### Directions for this task
The answer must be an exact copy of every record below.

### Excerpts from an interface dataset
•••

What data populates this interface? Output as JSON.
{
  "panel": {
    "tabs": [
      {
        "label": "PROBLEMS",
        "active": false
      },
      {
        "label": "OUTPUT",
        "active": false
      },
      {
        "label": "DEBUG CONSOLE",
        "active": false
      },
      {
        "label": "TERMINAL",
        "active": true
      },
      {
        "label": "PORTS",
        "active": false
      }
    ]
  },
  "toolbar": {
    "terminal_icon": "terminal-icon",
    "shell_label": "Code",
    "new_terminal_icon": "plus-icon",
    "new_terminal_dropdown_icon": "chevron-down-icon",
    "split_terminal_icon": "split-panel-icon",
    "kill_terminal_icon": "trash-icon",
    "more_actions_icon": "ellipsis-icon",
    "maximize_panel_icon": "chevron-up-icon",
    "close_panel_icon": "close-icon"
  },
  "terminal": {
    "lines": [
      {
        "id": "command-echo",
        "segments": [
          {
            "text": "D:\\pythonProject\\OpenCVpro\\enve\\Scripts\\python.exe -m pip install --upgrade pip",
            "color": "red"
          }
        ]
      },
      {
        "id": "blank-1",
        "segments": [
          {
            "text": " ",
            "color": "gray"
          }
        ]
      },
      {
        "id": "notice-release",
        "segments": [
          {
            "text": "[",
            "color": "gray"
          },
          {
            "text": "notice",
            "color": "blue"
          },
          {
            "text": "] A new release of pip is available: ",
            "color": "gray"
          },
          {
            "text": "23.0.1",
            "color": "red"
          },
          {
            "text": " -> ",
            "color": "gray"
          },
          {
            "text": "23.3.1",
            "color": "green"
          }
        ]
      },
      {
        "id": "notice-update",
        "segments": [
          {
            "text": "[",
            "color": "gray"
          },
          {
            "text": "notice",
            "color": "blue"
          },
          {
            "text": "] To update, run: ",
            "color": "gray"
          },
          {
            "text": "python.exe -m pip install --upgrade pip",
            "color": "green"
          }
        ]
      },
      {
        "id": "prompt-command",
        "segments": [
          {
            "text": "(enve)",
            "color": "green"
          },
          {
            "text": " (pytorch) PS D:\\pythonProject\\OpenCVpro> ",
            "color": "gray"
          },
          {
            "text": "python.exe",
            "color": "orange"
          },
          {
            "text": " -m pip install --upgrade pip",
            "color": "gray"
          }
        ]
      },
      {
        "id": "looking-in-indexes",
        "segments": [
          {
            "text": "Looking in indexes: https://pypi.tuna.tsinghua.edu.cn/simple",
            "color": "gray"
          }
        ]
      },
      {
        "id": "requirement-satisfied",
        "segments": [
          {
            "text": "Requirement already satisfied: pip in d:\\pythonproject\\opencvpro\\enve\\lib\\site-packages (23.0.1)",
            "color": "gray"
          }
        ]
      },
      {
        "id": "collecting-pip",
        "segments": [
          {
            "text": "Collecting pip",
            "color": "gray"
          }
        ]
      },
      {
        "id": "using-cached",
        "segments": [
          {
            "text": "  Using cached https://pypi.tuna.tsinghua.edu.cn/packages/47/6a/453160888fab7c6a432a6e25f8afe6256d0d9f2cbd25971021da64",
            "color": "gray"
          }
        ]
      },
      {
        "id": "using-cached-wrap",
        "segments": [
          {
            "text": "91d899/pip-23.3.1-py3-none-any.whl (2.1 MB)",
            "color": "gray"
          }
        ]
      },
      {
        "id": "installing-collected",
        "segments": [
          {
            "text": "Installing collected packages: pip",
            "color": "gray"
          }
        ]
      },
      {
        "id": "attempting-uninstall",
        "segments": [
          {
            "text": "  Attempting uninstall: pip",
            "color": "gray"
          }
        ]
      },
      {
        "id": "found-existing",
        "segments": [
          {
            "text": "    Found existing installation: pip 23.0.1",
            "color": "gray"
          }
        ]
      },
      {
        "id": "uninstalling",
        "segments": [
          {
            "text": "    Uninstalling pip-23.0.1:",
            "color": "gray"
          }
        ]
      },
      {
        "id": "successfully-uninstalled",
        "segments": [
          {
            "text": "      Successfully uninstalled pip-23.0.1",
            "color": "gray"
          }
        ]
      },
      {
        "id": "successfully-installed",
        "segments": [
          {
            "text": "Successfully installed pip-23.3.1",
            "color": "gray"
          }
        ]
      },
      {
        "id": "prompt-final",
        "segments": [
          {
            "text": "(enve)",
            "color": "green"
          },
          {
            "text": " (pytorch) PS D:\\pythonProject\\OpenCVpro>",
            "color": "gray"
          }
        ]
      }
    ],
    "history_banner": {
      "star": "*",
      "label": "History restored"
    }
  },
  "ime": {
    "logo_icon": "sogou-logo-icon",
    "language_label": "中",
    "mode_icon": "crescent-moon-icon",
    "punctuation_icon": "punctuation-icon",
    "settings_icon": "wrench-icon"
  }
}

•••

### Response for this exercise
What data populates this interface? Output as JSON.
{
  "panel": {
    "tabs": [
      {
        "label": "PROBLEMS",
        "active": false
      },
      {
        "label": "OUTPUT",
        "active": false
      },
      {
        "label": "DEBUG CONSOLE",
        "active": false
      },
      {
        "label": "TERMINAL",
        "active": true
      },
      {
        "label": "PORTS",
        "active": false
      }
    ]
  },
  "toolbar": {
    "terminal_icon": "terminal-icon",
    "shell_label": "Code",
    "new_terminal_icon": "plus-icon",
    "new_terminal_dropdown_icon": "chevron-down-icon",
    "split_terminal_icon": "split-panel-icon",
    "kill_terminal_icon": "trash-icon",
    "more_actions_icon": "ellipsis-icon",
    "maximize_panel_icon": "chevron-up-icon",
    "close_panel_icon": "close-icon"
  },
  "terminal": {
    "lines": [
      {
        "id": "command-echo",
        "segments": [
          {
            "text": "D:\\pythonProject\\OpenCVpro\\enve\\Scripts\\python.exe -m pip install --upgrade pip",
            "color": "red"
          }
        ]
      },
      {
        "id": "blank-1",
        "segments": [
          {
            "text": " ",
            "color": "gray"
          }
        ]
      },
      {
        "id": "notice-release",
        "segments": [
          {
            "text": "[",
            "color": "gray"
          },
          {
            "text": "notice",
            "color": "blue"
          },
          {
            "text": "] A new release of pip is available: ",
            "color": "gray"
          },
          {
            "text": "23.0.1",
            "color": "red"
          },
          {
            "text": " -> ",
            "color": "gray"
          },
          {
            "text": "23.3.1",
            "color": "green"
          }
        ]
      },
      {
        "id": "notice-update",
        "segments": [
          {
            "text": "[",
            "color": "gray"
          },
          {
            "text": "notice",
            "color": "blue"
          },
          {
            "text": "] To update, run: ",
            "color": "gray"
          },
          {
            "text": "python.exe -m pip install --upgrade pip",
            "color": "green"
          }
        ]
      },
      {
        "id": "prompt-command",
        "segments": [
          {
            "text": "(enve)",
            "color": "green"
          },
          {
            "text": " (pytorch) PS D:\\pythonProject\\OpenCVpro> ",
            "color": "gray"
          },
          {
            "text": "python.exe",
            "color": "orange"
          },
          {
            "text": " -m pip install --upgrade pip",
            "color": "gray"
          }
        ]
      },
      {
        "id": "looking-in-indexes",
        "segments": [
          {
            "text": "Looking in indexes: https://pypi.tuna.tsinghua.edu.cn/simple",
            "color": "gray"
          }
        ]
      },
      {
        "id": "requirement-satisfied",
        "segments": [
          {
            "text": "Requirement already satisfied: pip in d:\\pythonproject\\opencvpro\\enve\\lib\\site-packages (23.0.1)",
            "color": "gray"
          }
        ]
      },
      {
        "id": "collecting-pip",
        "segments": [
          {
            "text": "Collecting pip",
            "color": "gray"
          }
        ]
      },
      {
        "id": "using-cached",
        "segments": [
          {
            "text": "  Using cached https://pypi.tuna.tsinghua.edu.cn/packages/47/6a/453160888fab7c6a432a6e25f8afe6256d0d9f2cbd25971021da64",
            "color": "gray"
          }
        ]
      },
      {
        "id": "using-cached-wrap",
        "segments": [
          {
            "text": "91d899/pip-23.3.1-py3-none-any.whl (2.1 MB)",
            "color": "gray"
          }
        ]
      },
      {
        "id": "installing-collected",
        "segments": [
          {
            "text": "Installing collected packages: pip",
            "color": "gray"
          }
        ]
      },
      {
        "id": "attempting-uninstall",
        "segments": [
          {
            "text": "  Attempting uninstall: pip",
            "color": "gray"
          }
        ]
      },
      {
        "id": "found-existing",
        "segments": [
          {
            "text": "    Found existing installation: pip 23.0.1",
            "color": "gray"
          }
        ]
      },
      {
        "id": "uninstalling",
        "segments": [
          {
            "text": "    Uninstalling pip-23.0.1:",
            "color": "gray"
          }
        ]
      },
      {
        "id": "successfully-uninstalled",
        "segments": [
          {
            "text": "      Successfully uninstalled pip-23.0.1",
            "color": "gray"
          }
        ]
      },
      {
        "id": "successfully-installed",
        "segments": [
          {
            "text": "Successfully installed pip-23.3.1",
            "color": "gray"
          }
        ]
      },
      {
        "id": "prompt-final",
        "segments": [
          {
            "text": "(enve)",
            "color": "green"
          },
          {
            "text": " (pytorch) PS D:\\pythonProject\\OpenCVpro>",
            "color": "gray"
          }
        ]
      }
    ],
    "history_banner": {
      "star": "*",
      "label": "History restored"
    }
  },
  "ime": {
    "logo_icon": "sogou-logo-icon",
    "language_label": "中",
    "mode_icon": "crescent-moon-icon",
    "punctuation_icon": "punctuation-icon",
    "settings_icon": "wrench-icon"
  }
}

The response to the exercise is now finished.